February is national Career and Technical Education Month – and New Jersey has a particular reason to celebrate this year.
Our state is now a national leader in making career and technical education (CTE) an educational and economic priority, and our county vocational-technical schools are well-recognized for innovative programs that give all types of students a head start on college and career success.
Career-focused high school education boosts academic achievement by making learning more relevant. And it provides the technical and “soft skills” — like teamwork, problem-solving and personal responsibility – that New Jersey employers so desperately need.
Five bills to expand CTE opportunities and increase New Jersey’s focus on career-readiness were approved by the Legislature with bipartisan support and signed by Gov. Chris Christie in late 2014.
The new statutes are already having a significant impact on how our state prepares all types of students for college and careers.
Some of these initiatives address the increased demand at county vocational-technical schools, which average about 2.5 applicants for every available seat, but they also have a positive impact for students at conventional high schools.

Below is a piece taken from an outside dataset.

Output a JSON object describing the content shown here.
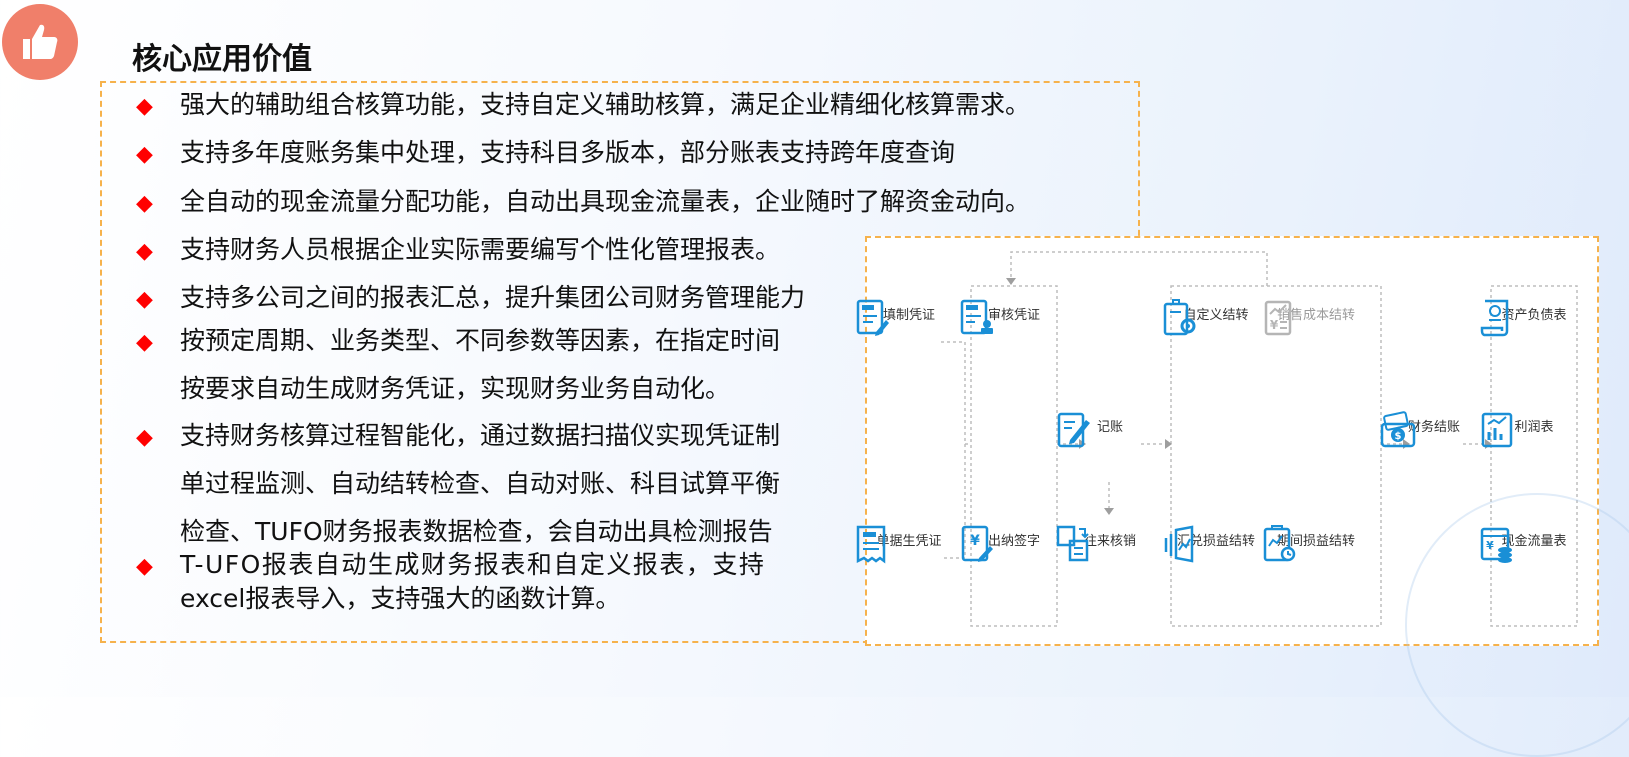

The NJ DOE’s School Performance Reports have traditionally based high school “college and career readiness” rankings solely on academic measures such as test scores and participation in Advanced Placement classes. But that formula ignored the “career readiness” part of the equation.
One of the new laws added career-readiness measures as a required element of the performance reports, and the state has already begun adding new indicators in this area. This will provide parents, employers, and local taxpayers with more information about what their schools are doing to prepare students for success in the workforce, as well as for admission to college.
A second law gives new teachers and guidance counselors a better understanding of career awareness, employability skills, and today’s career and technical education programs. The days of tracking students who were not academically inclined into vo-tech programs are over, and educators need to emphasize that all learning is ultimately preparation for a successful career.
Career and technical education helps all types of students: those who want rigorous academics and even college credits in a particular career area, those seeking employer-recognized certifications, and those searching for a career pathway that will unlock new opportunities. Guidance counselors should understand all of these options, and now they will.
In the past year, New Jersey has joined 16 other states in a national career-readiness initiative designed to engage employers and expand career programs that lead to industry credentials and college degrees. Meanwhile, the State Board of Education has adopted a set of career-ready practices that will be incorporated into the public school curriculum at all grade levels.
A third new law encourages all school districts and public colleges to develop dual enrollment agreements that will provide college-level instruction – and in many cases, college credits – to high school students.
County vocational-technical schools already have dual credit agreements with more than 40 New Jersey colleges and universities. Earning college credits while in high school expands access to higher education and reduces the time and cost of a degree. It also challenges students and improves college completion rates.
The school-funding formula adopted in 2008 addressed some serious equity problems, but in the process eliminated funding for adult high schools and post-secondary programs for adults at county vocational-technical schools.
That forced many vocational-technical schools to scale back or close their adult programs, dramatically reducing learning opportunities for young adults and others lacking a high school diploma or job skills, and those looking to launch new careers.
This year, the Legislature restored $4 million for adult high schools and adult CTE programs at county vocational-technical schools and certain other entities offering these programs. It’s a great first step in meeting employer needs and improving access to affordable, quality career and technical education to adults who need it most.
A keystone of the CTE bill package created a $3 million grant initiative to encourage county vocational-technical schools to develop innovative new programs in partnership with local employers, other school districts, and colleges and universities.
Seven county vocational school districts received grants to fund some of the most exciting new high school CTE opportunities in the country: a computer science and software engineering academy, three new partnerships with county colleges focused on advanced manufacturing and engineering, two law-enforcement and public-safety academies, and a local high school’s first CTE program in culinary arts.
And this progress will continue this year, thanks to the Legislature’s inclusion of an additional $3 million in the budget for more programs to open this fall.
That is quite a list of CTE accomplishments to celebrate this year.
It happened because New Jersey legislators, the administration, education and business leaders, and county officials all understand that career readiness is everybody’s business. An investment in career and technical education benefits all types of students and the state’s economic future as well.